In Mean Streets, we find him holidaying at his grandfather’s Circle M ranch in a quiet backwater of Kansas.

It’s all a bit too quiet for Trey so he can’t help but get excited when he spots a very classy Buick limo and its three pin-stripe suited occupants parked up at the roadside.

They’re not the friendly sort of folk that you usually find in these parts and when one of the men, a sleazy guy with a straggle of yellow teeth, gives Trey a death threat, his heart beats like a jackrabbit’s back leg.

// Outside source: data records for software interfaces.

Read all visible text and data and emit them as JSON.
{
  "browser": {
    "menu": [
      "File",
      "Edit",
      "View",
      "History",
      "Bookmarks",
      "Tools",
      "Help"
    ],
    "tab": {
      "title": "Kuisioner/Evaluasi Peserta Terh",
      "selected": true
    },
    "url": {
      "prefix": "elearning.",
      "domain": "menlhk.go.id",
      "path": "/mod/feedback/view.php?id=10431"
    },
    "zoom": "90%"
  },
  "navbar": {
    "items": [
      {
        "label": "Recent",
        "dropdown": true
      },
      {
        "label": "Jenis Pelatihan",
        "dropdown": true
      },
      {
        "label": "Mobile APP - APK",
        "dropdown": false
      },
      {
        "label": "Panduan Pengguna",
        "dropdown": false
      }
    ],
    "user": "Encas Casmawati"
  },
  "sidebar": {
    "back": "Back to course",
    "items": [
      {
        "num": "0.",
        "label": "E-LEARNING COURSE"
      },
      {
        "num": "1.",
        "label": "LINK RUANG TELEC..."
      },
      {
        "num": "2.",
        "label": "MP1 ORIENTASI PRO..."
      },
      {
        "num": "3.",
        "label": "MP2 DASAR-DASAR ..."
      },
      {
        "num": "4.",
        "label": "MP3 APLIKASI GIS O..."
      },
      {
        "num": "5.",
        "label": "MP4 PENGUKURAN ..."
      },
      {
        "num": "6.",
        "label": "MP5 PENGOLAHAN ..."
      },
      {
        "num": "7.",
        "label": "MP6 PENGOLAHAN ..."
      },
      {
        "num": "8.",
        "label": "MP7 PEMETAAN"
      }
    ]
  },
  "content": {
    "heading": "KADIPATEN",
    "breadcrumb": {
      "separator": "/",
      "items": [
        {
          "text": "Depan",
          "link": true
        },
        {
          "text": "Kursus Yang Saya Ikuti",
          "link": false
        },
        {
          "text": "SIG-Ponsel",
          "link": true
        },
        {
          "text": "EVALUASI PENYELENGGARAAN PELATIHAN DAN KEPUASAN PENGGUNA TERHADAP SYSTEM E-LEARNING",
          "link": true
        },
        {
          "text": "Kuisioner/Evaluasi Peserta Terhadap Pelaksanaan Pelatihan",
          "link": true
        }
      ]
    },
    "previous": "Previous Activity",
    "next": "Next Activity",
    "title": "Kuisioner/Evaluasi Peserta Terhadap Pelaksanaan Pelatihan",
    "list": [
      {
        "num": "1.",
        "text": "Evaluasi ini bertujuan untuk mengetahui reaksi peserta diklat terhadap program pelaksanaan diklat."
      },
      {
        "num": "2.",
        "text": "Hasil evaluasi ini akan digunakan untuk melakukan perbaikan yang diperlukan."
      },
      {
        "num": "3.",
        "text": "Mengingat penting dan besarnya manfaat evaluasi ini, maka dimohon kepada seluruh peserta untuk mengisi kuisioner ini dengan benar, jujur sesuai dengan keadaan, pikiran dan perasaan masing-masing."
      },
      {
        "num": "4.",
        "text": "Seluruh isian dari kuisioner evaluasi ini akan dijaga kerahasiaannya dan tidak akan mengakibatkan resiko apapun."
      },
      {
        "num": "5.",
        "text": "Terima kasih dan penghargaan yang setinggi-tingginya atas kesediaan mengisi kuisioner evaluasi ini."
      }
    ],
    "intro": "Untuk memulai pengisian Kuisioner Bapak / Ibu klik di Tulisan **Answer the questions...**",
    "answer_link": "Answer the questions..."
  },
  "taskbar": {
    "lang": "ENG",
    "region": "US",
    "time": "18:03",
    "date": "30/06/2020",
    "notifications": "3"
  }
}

Never one to turn his back on a mystery, Trey wants to know what they’re up to because, like his hero detective Trent ‘Pistol’ Gripp from Black Ace magazine, the need to find answers is in his blood.

Trey’s enquiries lead him to the neighbouring T-Bone ranch owned by Bowyer Dunne, a man known locally as ‘a low-down, no-good, snake-in-the-grass’.

Undeterred, Trey recklessly gatecrashes a party there and takes a series of photographs on his new Kodak camera.

A few days later, he’s back at school in Chicago and the case appears to be closed - until he spots one of the roadside mobsters dropping off a boy at his school.

It’s the start of a thrilling adventure that will see Trey caught up in a kidnapping, witnessing a shoot-out, teaming up with private investigator Fred Pisbo and his precocious daughter Velma and meddling in Mafia politics.

Nothing has prepared him for the perils that lie ahead.

Mean Streets is the perfect balance between gripping action, suspense and good-old fashioned detective work – superb reading for girls and boys aged nine and over.

(Usborne, paperback, £5.99)